◆ **TASK PROMPT**
Filter the entries down to the lines holding "callout", then copy those lines.

RECORDS FOR THIS EXERCISE Block Start

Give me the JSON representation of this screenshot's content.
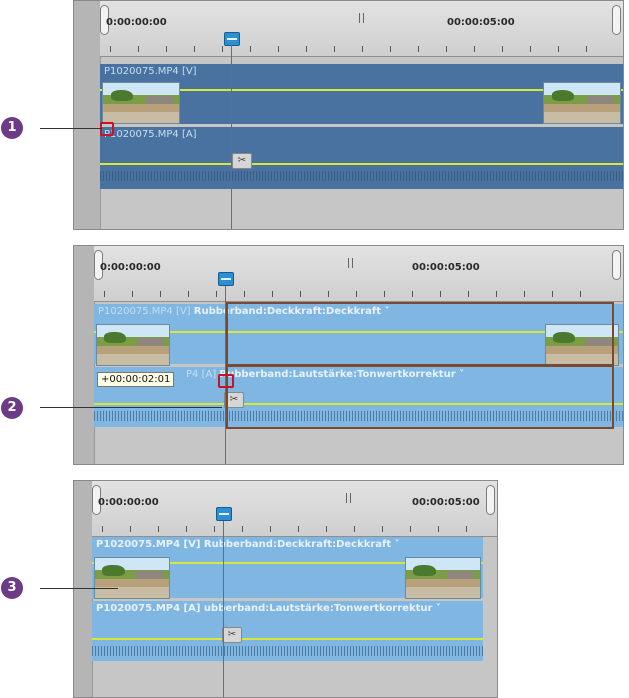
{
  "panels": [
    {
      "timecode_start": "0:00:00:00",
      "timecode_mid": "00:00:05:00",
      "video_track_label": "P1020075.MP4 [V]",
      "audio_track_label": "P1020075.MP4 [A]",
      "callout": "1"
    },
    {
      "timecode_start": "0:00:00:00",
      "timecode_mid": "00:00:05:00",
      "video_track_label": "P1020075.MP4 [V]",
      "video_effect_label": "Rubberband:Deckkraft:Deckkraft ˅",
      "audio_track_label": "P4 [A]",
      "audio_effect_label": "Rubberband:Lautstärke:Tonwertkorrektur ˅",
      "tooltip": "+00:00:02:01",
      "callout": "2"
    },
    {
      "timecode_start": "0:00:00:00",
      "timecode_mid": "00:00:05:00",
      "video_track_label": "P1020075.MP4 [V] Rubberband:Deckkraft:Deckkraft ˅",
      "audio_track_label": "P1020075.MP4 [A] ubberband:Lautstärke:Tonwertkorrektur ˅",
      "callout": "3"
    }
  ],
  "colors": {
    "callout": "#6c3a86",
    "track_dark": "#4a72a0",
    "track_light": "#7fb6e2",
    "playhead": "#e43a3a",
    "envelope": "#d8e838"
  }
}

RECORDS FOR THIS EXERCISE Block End

◆ **RESPONSE**
      "callout": "1"
      "callout": "2"
      "callout": "3"
    "callout": "#6c3a86",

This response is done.